While Kentucky ramps up its vaccination effort, demand continues to outpace supply, Gov. Andy Beshear warned Tuesday.
“The supply that we’re going to get next week is already 30,000 doses underneath our ability of what we can put in someone’s arm in just a seven-day span,” he said.
As of Jan. 19, Kentucky has administered roughly 82% of doses designated for its state immunization program, and roughly a third of doses in the Long Term Care Facilities Program.
Once more doses are available, Beshear said, more people will be able to schedule vaccine appointments at the state’s drivethru centers, and the immunization program can expand access to the vaccinations to everyone through the third tier, which includes people 60 and older, anyone older than 16 with high-risk medical conditions and anyone deemed an essential worker.
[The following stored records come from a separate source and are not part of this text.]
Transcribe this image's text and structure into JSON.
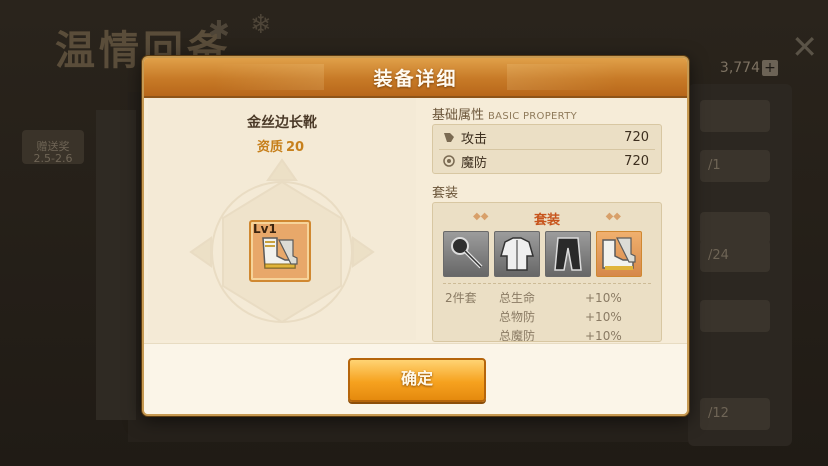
{
  "background": {
    "title": "温情回备",
    "currency": "3,774",
    "plus": "+",
    "close": "✕",
    "left_tabs": [
      "赠送奖",
      "2.5-2.6"
    ],
    "right_rows": [
      "",
      "/1",
      "",
      "/24",
      "",
      "/12"
    ]
  },
  "modal": {
    "title": "装备详细",
    "item": {
      "name": "金丝边长靴",
      "quality_label": "资质",
      "quality_value": "20",
      "level": "Lv1",
      "icon": "boots-icon"
    },
    "basic_property": {
      "label": "基础属性",
      "sublabel": "BASIC PROPERTY",
      "stats": [
        {
          "name": "攻击",
          "value": "720",
          "icon": "attack-icon"
        },
        {
          "name": "魔防",
          "value": "720",
          "icon": "magic-defense-icon"
        }
      ]
    },
    "set": {
      "label": "套装",
      "title": "套装",
      "pieces": [
        {
          "icon": "key-staff-icon",
          "active": false
        },
        {
          "icon": "jacket-icon",
          "active": false
        },
        {
          "icon": "pants-icon",
          "active": false
        },
        {
          "icon": "boots-icon",
          "active": true
        }
      ],
      "bonus_count": "2件套",
      "bonuses": [
        {
          "name": "总生命",
          "value": "+10%"
        },
        {
          "name": "总物防",
          "value": "+10%"
        },
        {
          "name": "总魔防",
          "value": "+10%"
        }
      ]
    },
    "confirm_label": "确定"
  },
  "colors": {
    "accent": "#c77a27",
    "quality": "#c7801c",
    "set_title": "#c7541c",
    "button": "#f6a21f"
  }
}
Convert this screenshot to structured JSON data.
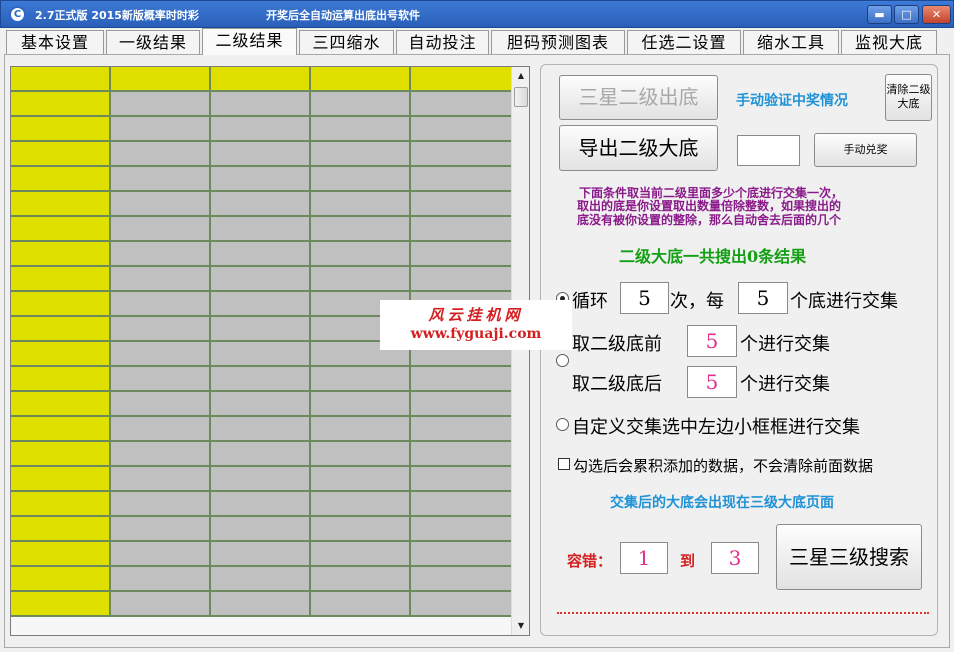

Dr. Steven Stack, Kentucky’s public health commissioner, addressed concerns about vaccine wait times and urged Kentuckians to be patient as they await the vaccine. He anticipates that most K-12 staff will have access to the vaccine by the first week of February.
He said he was confident that in the coming weeks, the system will be stable, more consistent and one “”that is able to absorb excess vaccine as it comes into the state.”
Kentucky reported 2,250 new confirmed coronavirus cases and 27 virus-related deaths Tuesday. Over 1,600 are hospitalized.
The state’s test positive rate is about 11.6%, the lowest it has been since Jan. 5. The positivity rate is an indicator of the extent of the spread of the virus, according to the World Health Organization. If the rate is less than 5% for two weeks and testing is widespread, the virus is considered under control.
For most people, the coronavirus causes mild or moderate symptoms that clear up within weeks. But for others, especially older adults and people with existing health problems, the virus can cause severe symptoms and be fatal. The vast majority of people recover.